Life Video

By Nicolas Fernandes

A mom battling tumors that are crushing her skull is hoping for surgeries to rebuild her face and stop her daughter from being bullied because of her appearance.

Christina Acosta, 50, of Fullerton, California, USA, has Neurofibromatosis Type 1 (NF1), a disorder that has caused the left side of her face to deteriorate for the past 48 years.


The single mother was diagnosed with the rare incurable genetic disorder before the age of two and has been battling it ever since.

In addition to the physical effects the condition has caused to her face, small tumours grow all over her body.

She also endures a large amount of pain every day, her hearing is impaired on the left side and she cannot see out of her left eye.

Symptoms of NF1 started to slowly show in Christina‘s left eye when she was a toddler and progressed as she grew older.

By the time she was in her 30’s, it started to worsen, as she noticed she was developing tumours in new places on her body.


Due to the severity of the rare disorder, Christina no longer works full-time but is currently working as a telemarketer from home.
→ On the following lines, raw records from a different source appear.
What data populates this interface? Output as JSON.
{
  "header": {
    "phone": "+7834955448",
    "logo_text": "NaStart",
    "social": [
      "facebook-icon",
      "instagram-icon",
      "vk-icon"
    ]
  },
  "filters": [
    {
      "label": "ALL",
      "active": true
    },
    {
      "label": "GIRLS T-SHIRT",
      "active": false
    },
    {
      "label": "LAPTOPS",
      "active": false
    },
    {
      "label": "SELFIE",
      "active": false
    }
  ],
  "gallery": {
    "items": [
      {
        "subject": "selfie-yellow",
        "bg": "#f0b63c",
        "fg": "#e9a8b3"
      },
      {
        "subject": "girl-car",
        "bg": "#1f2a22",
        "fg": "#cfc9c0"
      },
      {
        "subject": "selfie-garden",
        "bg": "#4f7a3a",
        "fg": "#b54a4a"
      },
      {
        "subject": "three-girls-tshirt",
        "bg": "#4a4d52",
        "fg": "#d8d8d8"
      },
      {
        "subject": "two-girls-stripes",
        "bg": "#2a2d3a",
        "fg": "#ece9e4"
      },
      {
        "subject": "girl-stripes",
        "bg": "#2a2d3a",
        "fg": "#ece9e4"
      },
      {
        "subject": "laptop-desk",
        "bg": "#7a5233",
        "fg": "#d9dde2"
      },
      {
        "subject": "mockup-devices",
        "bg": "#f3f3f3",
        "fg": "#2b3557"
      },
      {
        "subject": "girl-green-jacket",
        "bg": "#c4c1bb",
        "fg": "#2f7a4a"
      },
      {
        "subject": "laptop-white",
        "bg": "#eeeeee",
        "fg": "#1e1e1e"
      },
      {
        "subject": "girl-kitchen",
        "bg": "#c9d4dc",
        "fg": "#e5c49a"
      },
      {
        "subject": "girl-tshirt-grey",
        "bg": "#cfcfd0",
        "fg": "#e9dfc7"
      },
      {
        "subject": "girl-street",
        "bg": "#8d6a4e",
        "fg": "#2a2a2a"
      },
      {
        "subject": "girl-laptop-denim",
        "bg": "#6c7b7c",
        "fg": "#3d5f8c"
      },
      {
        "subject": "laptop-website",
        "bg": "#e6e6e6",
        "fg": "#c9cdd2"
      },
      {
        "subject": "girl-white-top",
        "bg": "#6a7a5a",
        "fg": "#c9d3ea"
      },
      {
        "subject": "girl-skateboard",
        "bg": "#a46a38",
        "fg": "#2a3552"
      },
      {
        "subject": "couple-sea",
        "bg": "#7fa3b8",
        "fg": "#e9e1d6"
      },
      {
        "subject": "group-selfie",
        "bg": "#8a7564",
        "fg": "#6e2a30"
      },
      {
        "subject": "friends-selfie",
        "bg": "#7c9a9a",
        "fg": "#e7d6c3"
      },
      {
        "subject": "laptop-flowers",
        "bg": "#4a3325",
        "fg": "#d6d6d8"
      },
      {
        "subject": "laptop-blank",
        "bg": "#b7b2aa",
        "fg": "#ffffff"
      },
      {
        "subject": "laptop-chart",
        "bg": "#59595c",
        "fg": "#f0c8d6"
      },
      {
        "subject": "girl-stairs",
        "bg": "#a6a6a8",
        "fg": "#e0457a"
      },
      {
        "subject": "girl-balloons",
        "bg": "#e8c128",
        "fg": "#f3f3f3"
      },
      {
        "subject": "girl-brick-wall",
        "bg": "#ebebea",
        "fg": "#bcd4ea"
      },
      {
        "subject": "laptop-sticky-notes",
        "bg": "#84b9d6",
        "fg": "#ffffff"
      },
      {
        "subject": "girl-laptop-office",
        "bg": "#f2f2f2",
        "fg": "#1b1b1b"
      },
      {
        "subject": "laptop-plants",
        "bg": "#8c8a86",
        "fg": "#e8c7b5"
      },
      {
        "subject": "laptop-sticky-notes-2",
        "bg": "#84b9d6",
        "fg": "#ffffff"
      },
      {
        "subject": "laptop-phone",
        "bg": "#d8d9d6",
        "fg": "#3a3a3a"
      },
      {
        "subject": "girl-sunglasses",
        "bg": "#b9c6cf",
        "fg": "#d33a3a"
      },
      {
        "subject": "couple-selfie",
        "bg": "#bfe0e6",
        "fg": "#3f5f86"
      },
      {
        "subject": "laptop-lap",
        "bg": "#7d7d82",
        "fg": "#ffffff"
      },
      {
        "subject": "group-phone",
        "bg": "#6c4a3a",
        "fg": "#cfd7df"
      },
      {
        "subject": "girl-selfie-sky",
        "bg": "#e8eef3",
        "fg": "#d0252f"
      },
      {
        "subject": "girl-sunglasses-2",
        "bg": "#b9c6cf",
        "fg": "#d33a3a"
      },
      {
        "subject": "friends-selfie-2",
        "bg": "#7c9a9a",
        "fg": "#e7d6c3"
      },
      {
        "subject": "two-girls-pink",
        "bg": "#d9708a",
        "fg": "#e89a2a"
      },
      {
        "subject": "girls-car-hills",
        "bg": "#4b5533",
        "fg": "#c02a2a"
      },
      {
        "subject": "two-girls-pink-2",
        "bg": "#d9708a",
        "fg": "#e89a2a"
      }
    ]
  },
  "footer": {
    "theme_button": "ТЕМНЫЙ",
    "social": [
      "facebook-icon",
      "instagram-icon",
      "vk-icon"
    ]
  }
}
Christina said: “I get really bad headaches, my body is in pain all the time and I’m always in and out of the hospital.

“I get throbbing pain where the tumours are and it hurts even if I or someone else lightly touches my face.

“The constant change is so difficult to deal with. I can get a tumour removed and then another one can develop. And it’s so difficult to accept the fact that there’s no cure for this.

“After I turned 30, I started growing tumours in various different spots on my body and it started becoming even more difficult to live my life.

“It’s difficult having this condition as an adult because people don’t realize that I’m intelligent. They see me as challenged.

“It has prevented me from keeping a steady full-time job and being able to take care of my daughter in the way that I want to.

“I try so hard to do so much, but people never accept me for who I am. Even if I can get to a point where it’s not that difficult, it will eventually get difficult again.

“Losing my left eye was a very big change for me. Ever since then, I’ve been bumping into people when turning around because I can’t see them right away.


“I wouldn’t be able to see if someone was sneaking up behind me. I have to be extra careful going through life.

“I am able to drive, but I have to continuously be turning my head to make sure I see things.”

Christina is trying to raise $30,000 (21,456 GBP) for operations that would reshape her eyelid and reconstruct her facial figure – through GoFundMe and YouCaring.

Another procedure that Christina hopes to have done in the future is electrodesiccation, which would remove hundreds of tumours from her back, stomach, chest, legs, arms and feet with an electrical current.

She has received many tumour-removal surgeries that were covered by insurance but would have to pay for these ones herself because they are considered ‘cosmetic’.

Christina believes the procedures would cause others to accept her more and lessen the teasing that her eight-year-old daughter experiences at school due to her mother’s appearance.

Christina said: “I know I’ll never look perfect, but I just want to look presentable. I want my condition to at least be less visible.


“I don’t want my daughter to deal with getting teased because of the way I look anymore.

“Her classmates are always asking things like, ‘why does your mom look like that?’ and ‘what’s wrong with her?'”

NF1 is caused by a defect in the gene and affects 1 in 3,000 people.

Carriers of the condition have a 50 percent of chance of passing it on, but approximately 50 percent of carriers did not inherit it, according to Diana Haberkamp, executive director of Neurofibromatosis Midwest.

Not everyone with NF1 has noticeable physical differences, Diana added. Some have tumours internally and others have no tumours at all.  However, NF1 can also cause additional conditions.

Diana said: “How each patient is affected varies greatly. Approximately 50 percent of people with NF1 have learning disabilities.

“A host of other conditions are more common in NF1 than in non-affected people.

“For instance — bone abnormalities, scoliosis, poorer muscle tone, poorer fine and gross motor skills, seizures, vascular tissues, speech issues, cancers and obviously depression.


“Some of the most difficult struggles of the condition are finding good care and knowledgeable doctors as well as the lack of awareness and understanding by the public.

“The biggest physical struggle is the large plexiform tumours.

“I don’t think there will be a cure until we can alter a person’s genetic makeup, but I think there will be newly discovered treatments to control or slow down some of the complications.”

You can donate to Christina‘s cause at or

To learn more about Neurofibromatosis, visit